"It's not about the fanfare, and it's not about people cheering in the stadium. It's not about going down the street and everybody giving me a 'thata boy, Bruce' pat on the back, ok? This is about your life."
Caitlyn Jenner made headlines worldwide when she posed for the cover of the July 2015 issue of Vanity Fair as the woman she says she's always been meant to be.
And the response was astounding.
Just last week, the 65-year-old Olympic gold medalist was honored with the Arthur Ashe Courage Award at the ESPYS, where she delivered a speech that spoke to the trans community as well as to the entire world.
The star of E!'s new docu-series, "I Am Cait," has not only created conversation; she's pioneered a new generation of thought – one that will hopefully help people young and old who find themselves in similar situations to find the courage they need to live their truths.
And although Caitlyn was not the first or only transgender person of prominence to come out publicly, her story has arguably made the biggest impact, highlighting big changes to come.
Fellow supporters and leaders in the shift from transgender exile to embrace include "Orange Is The New Black" actress Laverne Cox, the cast and crew of Amazon's "Transparent," Miley Cyrus and producers of several of the country's biggest television networks.
Last month, Miley kicked off a campaign to help promote her Happy Hippie Foundation, which she created in the hopes of bringing awareness to kids and teens in vulnerable positions, including members of the LGBT community. The "We Can't Stop" singer teamed up with Instagram to encourage transgender people to embrace their identity via the picture-sharing platform using the hashtag #InstaPride.
These very public pleads for and showings of support have already had a positive affect on the trans community.
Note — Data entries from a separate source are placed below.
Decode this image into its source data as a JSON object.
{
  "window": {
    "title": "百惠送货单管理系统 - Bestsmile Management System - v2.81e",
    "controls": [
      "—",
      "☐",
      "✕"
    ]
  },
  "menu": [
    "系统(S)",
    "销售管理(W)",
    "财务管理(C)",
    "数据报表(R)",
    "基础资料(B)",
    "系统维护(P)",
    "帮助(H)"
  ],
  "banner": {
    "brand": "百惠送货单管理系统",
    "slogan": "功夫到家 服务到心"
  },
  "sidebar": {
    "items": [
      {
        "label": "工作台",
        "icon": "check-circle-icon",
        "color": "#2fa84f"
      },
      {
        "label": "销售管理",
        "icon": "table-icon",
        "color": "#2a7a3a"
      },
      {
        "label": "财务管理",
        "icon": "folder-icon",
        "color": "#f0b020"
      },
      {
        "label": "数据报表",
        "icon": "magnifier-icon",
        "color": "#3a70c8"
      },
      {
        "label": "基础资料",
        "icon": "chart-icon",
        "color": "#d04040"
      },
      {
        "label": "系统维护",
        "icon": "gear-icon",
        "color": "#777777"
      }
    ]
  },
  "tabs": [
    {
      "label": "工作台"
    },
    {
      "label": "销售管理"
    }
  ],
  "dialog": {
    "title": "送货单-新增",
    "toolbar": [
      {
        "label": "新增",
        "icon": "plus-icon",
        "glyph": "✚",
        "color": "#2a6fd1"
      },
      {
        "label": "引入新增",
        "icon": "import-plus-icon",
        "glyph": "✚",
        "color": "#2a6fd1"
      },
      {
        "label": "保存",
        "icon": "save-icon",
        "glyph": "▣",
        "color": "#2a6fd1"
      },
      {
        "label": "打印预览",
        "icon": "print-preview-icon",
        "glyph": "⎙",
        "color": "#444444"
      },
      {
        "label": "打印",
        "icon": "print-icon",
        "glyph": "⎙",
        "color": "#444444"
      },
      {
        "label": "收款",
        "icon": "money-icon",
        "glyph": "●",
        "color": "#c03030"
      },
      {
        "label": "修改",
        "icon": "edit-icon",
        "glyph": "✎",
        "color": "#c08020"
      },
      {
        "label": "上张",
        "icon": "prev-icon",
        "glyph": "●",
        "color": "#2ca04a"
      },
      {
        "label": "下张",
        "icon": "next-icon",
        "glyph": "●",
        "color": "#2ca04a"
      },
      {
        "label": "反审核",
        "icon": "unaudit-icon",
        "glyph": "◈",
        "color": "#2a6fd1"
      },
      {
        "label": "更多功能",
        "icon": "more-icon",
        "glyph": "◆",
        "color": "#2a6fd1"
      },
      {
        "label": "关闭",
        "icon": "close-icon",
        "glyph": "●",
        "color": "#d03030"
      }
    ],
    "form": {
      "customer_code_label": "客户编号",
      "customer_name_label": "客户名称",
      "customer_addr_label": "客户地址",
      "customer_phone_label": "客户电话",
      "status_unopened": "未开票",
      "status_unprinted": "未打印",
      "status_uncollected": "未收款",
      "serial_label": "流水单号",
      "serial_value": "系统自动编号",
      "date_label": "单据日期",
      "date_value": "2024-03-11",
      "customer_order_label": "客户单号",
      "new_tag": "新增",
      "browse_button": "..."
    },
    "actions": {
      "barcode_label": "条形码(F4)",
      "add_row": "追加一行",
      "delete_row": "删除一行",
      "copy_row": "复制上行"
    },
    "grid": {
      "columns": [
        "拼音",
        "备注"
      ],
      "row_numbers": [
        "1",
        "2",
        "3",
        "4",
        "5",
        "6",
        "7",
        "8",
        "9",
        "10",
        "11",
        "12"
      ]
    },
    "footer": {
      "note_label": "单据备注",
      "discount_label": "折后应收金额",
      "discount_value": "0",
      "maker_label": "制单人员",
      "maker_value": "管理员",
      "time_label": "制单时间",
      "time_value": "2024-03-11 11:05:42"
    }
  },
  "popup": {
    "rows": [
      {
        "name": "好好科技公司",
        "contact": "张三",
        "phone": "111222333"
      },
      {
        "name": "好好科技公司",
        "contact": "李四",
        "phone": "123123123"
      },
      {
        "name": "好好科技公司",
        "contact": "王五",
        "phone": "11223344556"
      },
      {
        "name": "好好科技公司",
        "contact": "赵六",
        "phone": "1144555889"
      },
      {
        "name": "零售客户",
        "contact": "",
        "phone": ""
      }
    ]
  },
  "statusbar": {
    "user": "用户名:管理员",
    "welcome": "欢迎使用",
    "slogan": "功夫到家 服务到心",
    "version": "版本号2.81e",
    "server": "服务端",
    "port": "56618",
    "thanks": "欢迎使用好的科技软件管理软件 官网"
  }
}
Pivot's latest episode of "Secret Lives of Americans" -- airing tonight -- spotlights Cayes Jarda, a 30-year-old Connecticut native who transitioned from female to male. He tells toofab's Bernie Zilio that it was Caitlyn who helped his mother fully come to terms with his transition.
“For my mom, it was watching the Caitlyn Jenner interview when it first came out,” Cayes explained. “She sent me a text message and it was words that I had needed to hear my whole life. It was basically like 'I love you, I'm sorry' and just admitting that [she and my dad] hadn't been supportive.”
Pivot's documentary-type show allows the subjects to film themselves as they reveal secrets they've kept hidden from their friends and family for years. Cayes will share his secret with his co-workers ... a risky move considering most states offer no legal protections in housing, employment or healthcare for transgender people.
“[I chose to do this show] because of the story that I read on Facebook about Leelah Alcorn, the trans teen that committed suicide,” Cayes added. “She stepped in front of a semi-truck. It's just so heartbreaking to have been pushed that far, you know?”
"It's hard to explain,” Cayes continued. “I don't know why I am the way I am. I don't know why I want to look this way – I just know it. It's just like how do straight people know they're straight? I just don't know why I always have to explain myself. I'm still who I am."
And E! and Pivot aren't alone in showing support for the trans community.
Earlier this summer, ABC Family launched a new series – "Becoming Us" – where cameras follow 17-year-old Ben Lehwald as his father divorces his mother and transitions from male to female.
"I want to be able to provide guidance for kids who are going through it," the Illinois native told People magazine. "Maybe this will help them [better] deal with it."
TLC also hopped onboard with the launch of "I Am Jazz." The 11-episode original docu-series follows the everyday ups and downs of 14-year-old Jazz Jennings, who was born male, and who is able to identify, dress and act as a normal teenage girl, thanks to the support of her family and friends.
The network even kicked off a social media campaign calling for people to post pictures with the hashtag #JazzHands to show support for our country's transgender youth. Executives have even agreed to donate a dollar to the TransKids Purple Rainbow Foundation for every picture posted online featuring the pro-trans hashtag. Just be sure to tag @TLC.
"Big Brother" even had its first transgender housemate this summer, as Audrey Middleton was embraced by the entire cast after revealing her truth.
"It's like Cailtyn Jenner said at the ESPYS," Cayes concluded. "'People need to accept people for who they are.' And that's it."
See Cayes' full story tonight on "Secret Lives of Americans," airing at 10:30p.m. on Pivot.